Australia’s government lashed out at “loose” comments by the former defence minister Thursday, after he revealed sensitive plans to buy US nuclear-powered submarines over their British rivals.
Peter Dutton, who left office as defence minister a few weeks ago after his conservative coalition lost elections, disclosed his previously secret plans to choose the US Virginia-class submarines.
The multibillion-dollar project is the centerpiece of Australian efforts to toughen its defences in the face of a more belligerent China under President Xi Jinping.
The comments by Dutton, who is now opposition leader, were “damaging to Australia’s national interest”, said the new defence minister and deputy prime minister, Richard Marles.
“The government has made no decision on the preferred submarine. All options are on the table,” he said in a statement sent to AFP.
The choice of contractor — Britain or the United States — will have a significant economic impact and would closely enmesh the Australian navy with that of the chosen nation.
Dutton wrote in The Australian that he had planned to buy two Virginia-class submarines from the United States by 2030 and build another eight to bring the total fleet strength to 10.
He said it became “obvious” to him as defence minister that the US submarines were a better choice, in an article apparently aimed at pushing the new government into following his plan.
Australia’s former government had agreed to acquire either US or British nuclear-powered but conventionally armed submarines as part of a three-way defence alliance known as AUKUS sealed last September.
Australia is conducting an 18-month study of its nuclear-powered submarine options as part of the AUKUS deal.
Marles described Dutton’s statements as “rank politics”.
“The comments are loose and undermine the AUKUS agreement,” he said.
The cost of building even a smaller fleet of eight submarines — Australia’s original plan — has been estimated by the Australian Strategic Policy Institute think-tank to be Aus$70 billion (US$50 billion) at an “absolute minimum”, before accounting for inflation.
“Clearly these were confidential discussions that he had with the Americans which he was not prepared to disclose while he was in office, and yet he did so afterwards,” said Sam Roggeveen, director of the Lowy Institute’s international security program.
“It’s very unusual.”
The US submarines were capable of launching missiles vertically and were based on a “mature design”, Dutton wrote.
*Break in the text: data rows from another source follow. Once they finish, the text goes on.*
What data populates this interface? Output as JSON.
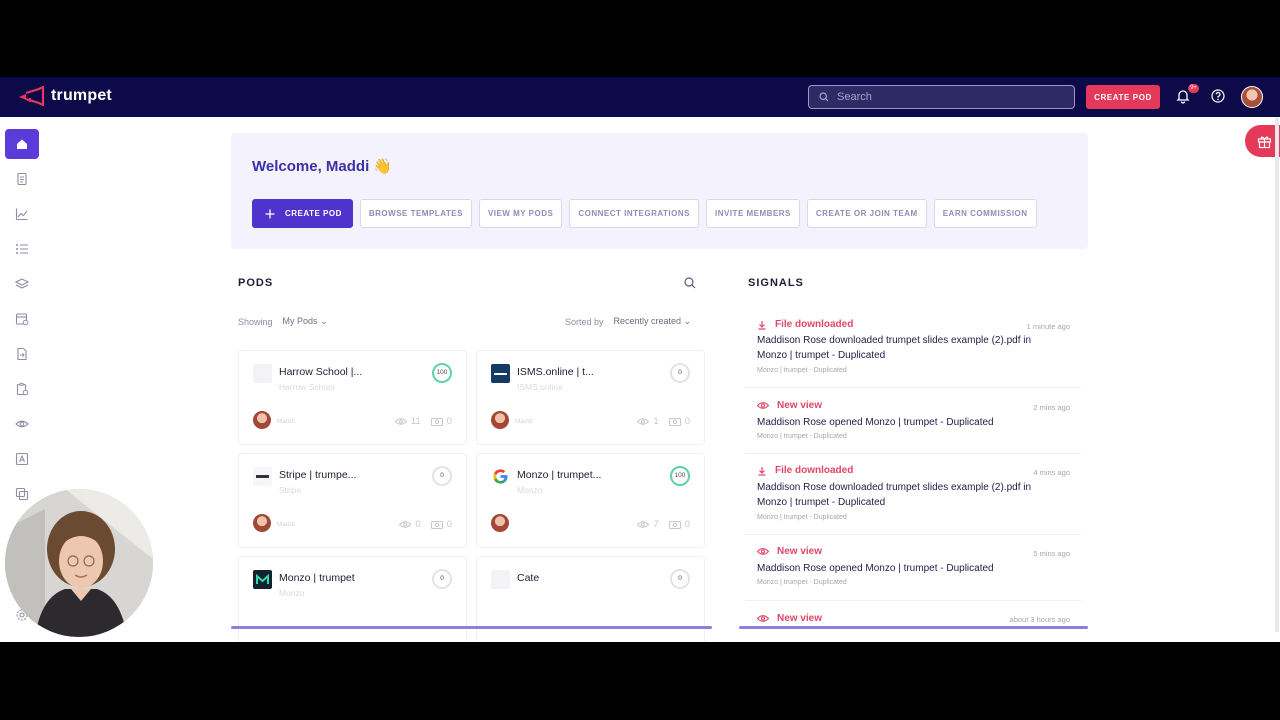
{
  "app": {
    "brand": "trumpet",
    "accent": "#e5395a",
    "nav_bg": "#0d0a4a",
    "primary": "#4e34cc"
  },
  "topbar": {
    "search_placeholder": "Search",
    "create_pod": "CREATE POD",
    "notification_badge": "9+"
  },
  "sidebar": {
    "items": [
      "home-icon",
      "document-icon",
      "chart-line-icon",
      "list-icon",
      "layers-icon",
      "calendar-settings-icon",
      "file-export-icon",
      "clipboard-check-icon",
      "eye-icon",
      "text-box-icon",
      "copy-icon",
      "settings-icon"
    ]
  },
  "welcome": {
    "title": "Welcome, Maddi 👋",
    "actions": [
      "CREATE POD",
      "BROWSE TEMPLATES",
      "VIEW MY PODS",
      "CONNECT INTEGRATIONS",
      "INVITE MEMBERS",
      "CREATE OR JOIN TEAM",
      "EARN COMMISSION"
    ]
  },
  "pods": {
    "title": "PODS",
    "showing_label": "Showing",
    "showing_value": "My Pods",
    "sorted_label": "Sorted by",
    "sorted_value": "Recently created",
    "cards": [
      {
        "name": "Harrow School |...",
        "sub": "Harrow School",
        "score": "100",
        "owner": "Maddi",
        "views": "11",
        "engagement": "0"
      },
      {
        "name": "ISMS.online | t...",
        "sub": "ISMS.online",
        "score": "0",
        "owner": "Maddi",
        "views": "1",
        "engagement": "0"
      },
      {
        "name": "Stripe | trumpe...",
        "sub": "Stripe",
        "score": "0",
        "owner": "Maddi",
        "views": "0",
        "engagement": "0"
      },
      {
        "name": "Monzo | trumpet...",
        "sub": "Monzo",
        "score": "100",
        "owner": "Maddi",
        "views": "7",
        "engagement": "0"
      },
      {
        "name": "Monzo | trumpet",
        "sub": "Monzo",
        "score": "0"
      },
      {
        "name": "Cate",
        "sub": "",
        "score": "0"
      }
    ]
  },
  "signals": {
    "title": "SIGNALS",
    "items": [
      {
        "type": "File downloaded",
        "time": "1 minute ago",
        "body": "Maddison Rose downloaded trumpet slides example (2).pdf in Monzo | trumpet - Duplicated",
        "meta": "Monzo | trumpet - Duplicated"
      },
      {
        "type": "New view",
        "time": "2 mins ago",
        "body": "Maddison Rose opened Monzo | trumpet - Duplicated",
        "meta": "Monzo | trumpet - Duplicated"
      },
      {
        "type": "File downloaded",
        "time": "4 mins ago",
        "body": "Maddison Rose downloaded trumpet slides example (2).pdf in Monzo | trumpet - Duplicated",
        "meta": "Monzo | trumpet - Duplicated"
      },
      {
        "type": "New view",
        "time": "5 mins ago",
        "body": "Maddison Rose opened Monzo | trumpet - Duplicated",
        "meta": "Monzo | trumpet - Duplicated"
      },
      {
        "type": "New view",
        "time": "about 3 hours ago"
      }
    ]
  }
}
The British Astute-class option, however, involved a new design with “inevitable” cost blowouts and design faults, he said.
Dutton said nuclear-powered submarines are needed to compete with China because they are stealthier than Australia’s diesel-electric vessels, with no need to surface to recharge batteries.
To avoid a gap in replacing Australia’s ageing fleet of six Collins-class submarines, Dutton said he had planned to directly buy two of the US submarines “this decade”.
Under the plan, another eight of the US submarines would be built in South Australia, Dutton said.
This would avoid waiting until 2038 for the first US-designed submarines to be built in Australia, he said.
To “honor and respect” the British side, Dutton said he would have ordered more Hunter-class frigates or other defence material from Britain.
Dutton said he feared the new government was “on the cusp of making a very dangerous decision” such as building a new class of diesel-electric submarines.
Australia’s decision last year to buy US or British nuclear-powered submarines led to the scrapping of a multibillion-dollar submarine deal with France, infuriating Paris, which said it had been kept in the dark about the negotiations.